═════ Records to use ═════
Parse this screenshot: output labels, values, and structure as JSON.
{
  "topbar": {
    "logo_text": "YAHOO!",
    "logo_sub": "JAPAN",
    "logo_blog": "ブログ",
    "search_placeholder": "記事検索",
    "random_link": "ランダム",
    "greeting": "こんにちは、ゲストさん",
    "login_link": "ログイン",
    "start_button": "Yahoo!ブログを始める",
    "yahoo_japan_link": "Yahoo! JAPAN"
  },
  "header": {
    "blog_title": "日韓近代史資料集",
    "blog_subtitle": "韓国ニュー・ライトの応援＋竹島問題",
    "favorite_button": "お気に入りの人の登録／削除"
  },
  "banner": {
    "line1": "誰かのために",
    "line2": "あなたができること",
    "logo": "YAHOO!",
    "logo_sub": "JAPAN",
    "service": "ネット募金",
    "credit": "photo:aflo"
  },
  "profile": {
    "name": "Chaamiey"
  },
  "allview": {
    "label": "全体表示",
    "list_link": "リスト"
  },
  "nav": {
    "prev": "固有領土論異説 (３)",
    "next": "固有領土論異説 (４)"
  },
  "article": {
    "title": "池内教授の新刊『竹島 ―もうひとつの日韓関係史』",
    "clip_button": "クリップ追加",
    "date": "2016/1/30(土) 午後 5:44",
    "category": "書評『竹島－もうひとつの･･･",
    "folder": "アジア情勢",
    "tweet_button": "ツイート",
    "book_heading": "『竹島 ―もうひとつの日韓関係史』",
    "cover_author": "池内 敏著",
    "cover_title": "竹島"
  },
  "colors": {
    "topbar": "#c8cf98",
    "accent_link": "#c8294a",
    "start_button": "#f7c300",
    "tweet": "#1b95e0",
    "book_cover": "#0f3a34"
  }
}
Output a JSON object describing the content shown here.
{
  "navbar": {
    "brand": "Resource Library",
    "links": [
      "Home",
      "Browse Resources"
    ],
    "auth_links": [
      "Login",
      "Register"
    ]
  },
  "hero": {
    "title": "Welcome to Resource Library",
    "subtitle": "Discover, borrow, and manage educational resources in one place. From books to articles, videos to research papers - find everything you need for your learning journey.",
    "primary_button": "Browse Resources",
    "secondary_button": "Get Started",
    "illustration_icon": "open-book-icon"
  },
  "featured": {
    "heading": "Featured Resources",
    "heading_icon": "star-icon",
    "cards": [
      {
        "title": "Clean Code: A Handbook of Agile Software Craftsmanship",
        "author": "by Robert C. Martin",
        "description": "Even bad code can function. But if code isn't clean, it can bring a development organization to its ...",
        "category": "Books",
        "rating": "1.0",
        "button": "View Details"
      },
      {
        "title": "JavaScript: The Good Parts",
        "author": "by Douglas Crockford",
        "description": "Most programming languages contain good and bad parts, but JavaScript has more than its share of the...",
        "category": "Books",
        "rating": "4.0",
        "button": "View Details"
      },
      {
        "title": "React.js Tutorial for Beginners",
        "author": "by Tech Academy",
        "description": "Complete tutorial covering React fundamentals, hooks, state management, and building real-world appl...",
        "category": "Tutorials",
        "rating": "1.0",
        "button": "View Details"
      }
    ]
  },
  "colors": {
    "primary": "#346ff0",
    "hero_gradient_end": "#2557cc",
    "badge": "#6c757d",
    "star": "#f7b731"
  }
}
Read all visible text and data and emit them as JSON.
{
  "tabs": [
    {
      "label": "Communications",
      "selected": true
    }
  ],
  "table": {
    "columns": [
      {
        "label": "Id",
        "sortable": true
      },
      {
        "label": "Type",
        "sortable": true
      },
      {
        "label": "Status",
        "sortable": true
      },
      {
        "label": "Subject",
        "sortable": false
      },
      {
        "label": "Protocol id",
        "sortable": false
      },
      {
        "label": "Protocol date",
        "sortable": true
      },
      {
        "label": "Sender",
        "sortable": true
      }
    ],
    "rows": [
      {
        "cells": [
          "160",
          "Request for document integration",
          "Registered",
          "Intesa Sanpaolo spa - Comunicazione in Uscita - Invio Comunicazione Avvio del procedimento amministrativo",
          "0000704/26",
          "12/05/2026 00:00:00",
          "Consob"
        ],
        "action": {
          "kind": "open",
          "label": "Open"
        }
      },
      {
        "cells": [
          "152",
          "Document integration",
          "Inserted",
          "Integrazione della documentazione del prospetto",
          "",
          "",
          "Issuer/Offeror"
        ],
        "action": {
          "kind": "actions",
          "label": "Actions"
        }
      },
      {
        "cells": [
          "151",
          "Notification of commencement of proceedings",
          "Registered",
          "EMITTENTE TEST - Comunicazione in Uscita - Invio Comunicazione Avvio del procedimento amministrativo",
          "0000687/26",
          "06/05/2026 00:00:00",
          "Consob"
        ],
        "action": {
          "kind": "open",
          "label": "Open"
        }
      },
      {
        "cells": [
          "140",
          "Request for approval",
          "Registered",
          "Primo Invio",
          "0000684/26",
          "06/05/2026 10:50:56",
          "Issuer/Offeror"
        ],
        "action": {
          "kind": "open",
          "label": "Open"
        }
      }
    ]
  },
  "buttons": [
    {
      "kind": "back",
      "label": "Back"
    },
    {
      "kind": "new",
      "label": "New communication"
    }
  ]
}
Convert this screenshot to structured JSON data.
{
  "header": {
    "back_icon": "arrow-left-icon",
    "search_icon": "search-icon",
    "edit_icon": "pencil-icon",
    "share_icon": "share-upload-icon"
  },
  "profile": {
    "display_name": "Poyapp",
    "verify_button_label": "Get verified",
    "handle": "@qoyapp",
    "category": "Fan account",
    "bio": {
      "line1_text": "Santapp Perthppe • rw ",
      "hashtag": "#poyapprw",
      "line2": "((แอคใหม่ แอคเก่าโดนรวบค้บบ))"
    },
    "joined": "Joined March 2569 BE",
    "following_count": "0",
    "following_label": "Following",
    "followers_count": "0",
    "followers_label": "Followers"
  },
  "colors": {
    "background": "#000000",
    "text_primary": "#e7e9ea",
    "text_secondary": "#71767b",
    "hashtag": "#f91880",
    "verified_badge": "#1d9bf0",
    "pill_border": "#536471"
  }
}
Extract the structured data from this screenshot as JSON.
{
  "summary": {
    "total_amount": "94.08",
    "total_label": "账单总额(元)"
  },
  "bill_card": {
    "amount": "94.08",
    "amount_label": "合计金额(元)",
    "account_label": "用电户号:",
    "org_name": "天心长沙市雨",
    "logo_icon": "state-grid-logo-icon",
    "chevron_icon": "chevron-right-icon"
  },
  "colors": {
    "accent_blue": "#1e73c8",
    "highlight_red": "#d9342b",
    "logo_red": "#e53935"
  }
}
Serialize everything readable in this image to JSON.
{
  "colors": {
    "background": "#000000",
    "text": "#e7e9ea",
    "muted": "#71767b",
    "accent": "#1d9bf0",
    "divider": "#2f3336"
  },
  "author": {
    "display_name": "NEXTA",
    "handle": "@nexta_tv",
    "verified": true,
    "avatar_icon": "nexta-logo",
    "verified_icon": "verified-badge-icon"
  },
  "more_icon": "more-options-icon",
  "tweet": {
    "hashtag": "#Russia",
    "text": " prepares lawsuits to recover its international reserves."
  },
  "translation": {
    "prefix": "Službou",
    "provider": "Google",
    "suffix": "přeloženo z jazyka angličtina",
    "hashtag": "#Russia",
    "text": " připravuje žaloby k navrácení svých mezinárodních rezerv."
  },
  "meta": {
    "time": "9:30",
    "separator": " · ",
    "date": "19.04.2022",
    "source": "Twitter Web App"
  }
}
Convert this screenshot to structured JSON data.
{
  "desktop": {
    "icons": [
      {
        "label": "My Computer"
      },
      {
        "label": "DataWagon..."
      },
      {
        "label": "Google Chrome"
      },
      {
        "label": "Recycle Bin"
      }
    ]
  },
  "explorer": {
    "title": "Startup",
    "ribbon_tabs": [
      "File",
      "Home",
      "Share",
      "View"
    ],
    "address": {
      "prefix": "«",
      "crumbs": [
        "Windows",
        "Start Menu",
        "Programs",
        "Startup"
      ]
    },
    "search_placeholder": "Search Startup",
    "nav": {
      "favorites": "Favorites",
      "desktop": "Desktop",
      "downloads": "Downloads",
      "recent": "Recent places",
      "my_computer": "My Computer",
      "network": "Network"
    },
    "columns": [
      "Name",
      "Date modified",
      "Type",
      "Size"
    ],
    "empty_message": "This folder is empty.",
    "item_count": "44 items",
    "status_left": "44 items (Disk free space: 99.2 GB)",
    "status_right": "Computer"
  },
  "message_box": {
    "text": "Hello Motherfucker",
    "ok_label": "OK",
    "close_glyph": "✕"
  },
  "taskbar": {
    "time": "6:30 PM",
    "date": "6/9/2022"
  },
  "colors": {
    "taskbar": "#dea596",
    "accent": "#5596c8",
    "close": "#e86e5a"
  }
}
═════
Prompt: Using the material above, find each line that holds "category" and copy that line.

Answer to this problem:
    "category": "書評『竹島－もうひとつの･･･",
        "category": "Books",
        "category": "Books",
        "category": "Tutorials",
    "category": "Fan account",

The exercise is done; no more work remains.